Thus, one has to wonder if the correct response to ‘Super taper tantrum’ ahead, warns IMF is along the lines of "No Worries Mate".
José Viñals, the director of the IMF’s monetary and capital markets department, warned of a “super taper tantrum” and spiking yields as the US central bank gets nearer to lifting rates from near-zero levels. “This is going to take place in uncharted territory,” he said in an interview.IMF Chief Economist to the Rescue
In its Global Financial Stability Report, released on Wednesday, the IMF argued that risks have not only risen worldwide, but that they have rotated to parts of the financial world that are harder to monitor — including to the non-bank sector.
Among the key worries are “severe challenges” brewing in the EU life insurance sector amid plunging interest rates in the region. Many policies are offering generous return guarantees that are “unsustainable” in a prolonged low-interest rate environment, the IMF warned, highlighting German and Swedish firms.
In the report, the IMF said a sudden rise of 100 basis points in 10-year Treasury yields was “quite conceivable” once the market wakes up to the possibility of the first rise in official rates in nearly a decade. “Shifts of this magnitude can generate negative shocks globally, especially in emerging market economies,” the IMF said.
Higher US interest rates could expose particular vulnerabilities in emerging markets where companies have issued large amounts of debt in dollars, the IMF said, adding that between 2007 and 2014 debt had grown faster than GDP in all major emerging markets.

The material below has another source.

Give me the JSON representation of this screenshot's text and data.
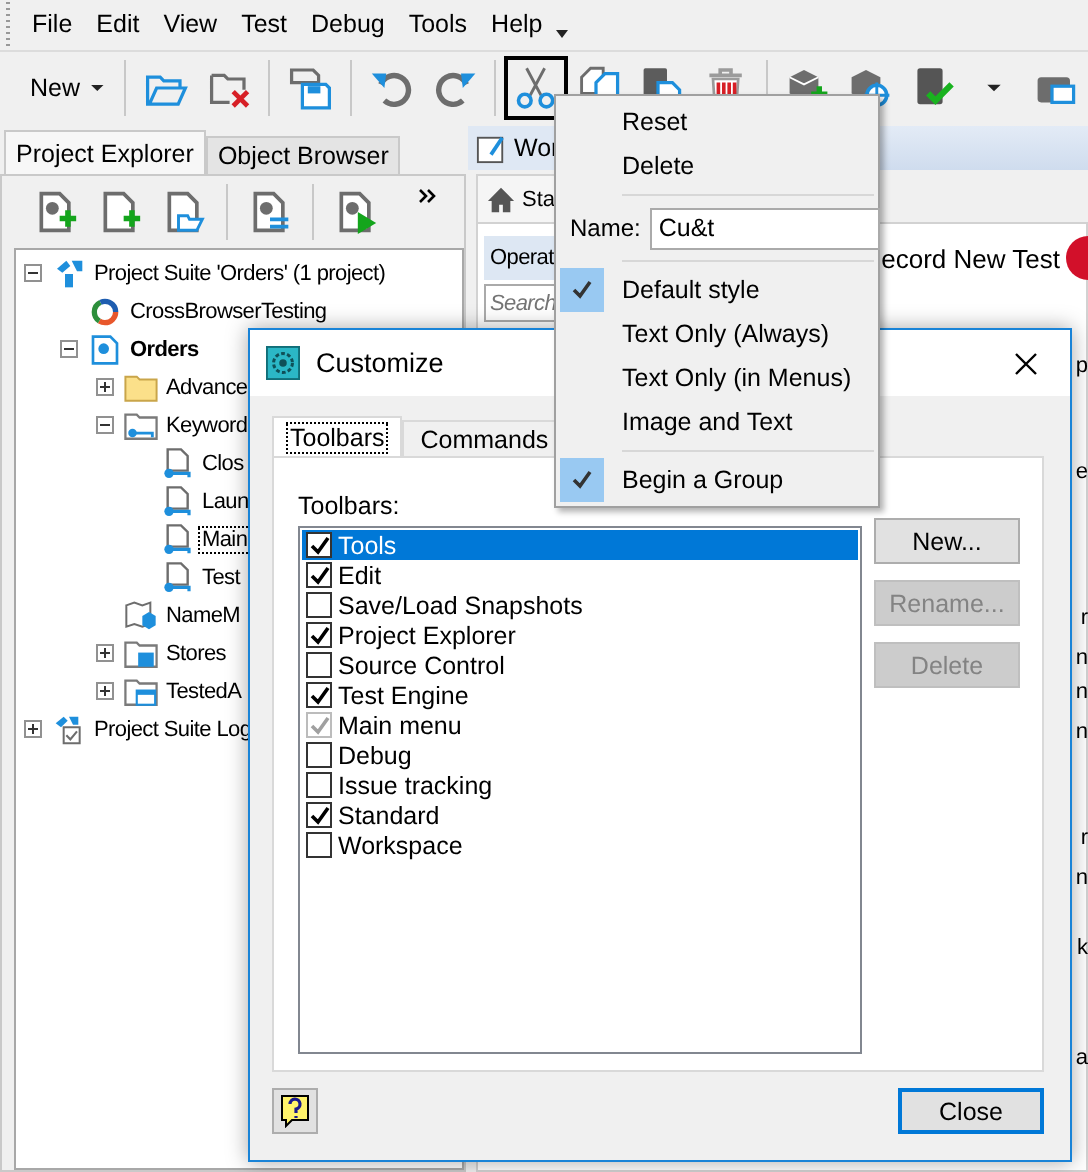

Mr Viñals also laid out a scenario which he called a “Yellen conundrum” in which the central bank is forced to tighten policy more sharply than planned because longer-term interest rates do not respond to hikes in the Fed’s target range. “This exit is a lot more complex to figure out, and this is behind the uncertainty that there is in the markets,” he said.
“You don’t want to just be happy with the fact that borrowing costs are falling and that equity prices are rising and that the euro is depreciating, all of which is good for price stability and growth in the euro area. You also need to unblock the bank credit channel, and for that you need to decisively deal with non-performing loans,” he said.
In many ways, that was one of the more sensible things the IMF has ever published. So what's up?
Not to worry, Olivier Blanchard, the IMF chief economist, came to the rescue with his rebuttal.
Releasing growth forecasts on Tuesday, Olivier Blanchard, the IMF chief economist, said: “I sense the macro risks are smaller than in October — there is no reason for doom and gloom.”
Well, what if the Fed doesn't hike?
How About an UnTaper Tantrum?
I am increasingly convinced the US is headed for recession. In fact, I think it is quite possible recession has already started.
So, can you have a taper tantrum based on hikes that do not occur (or do not occur at the rate that is priced in?)
While pondering that question, here's another: Is it possible the US economy is so weak we have an "UnTaper Tantrum" in the stock market when the Fed doesn't hike (or doesn't hike as much as everyone assumes they will)?
The "UnTaper Tantrum" thesis seems more reasonable to me.
Mike "Mish" Shedlock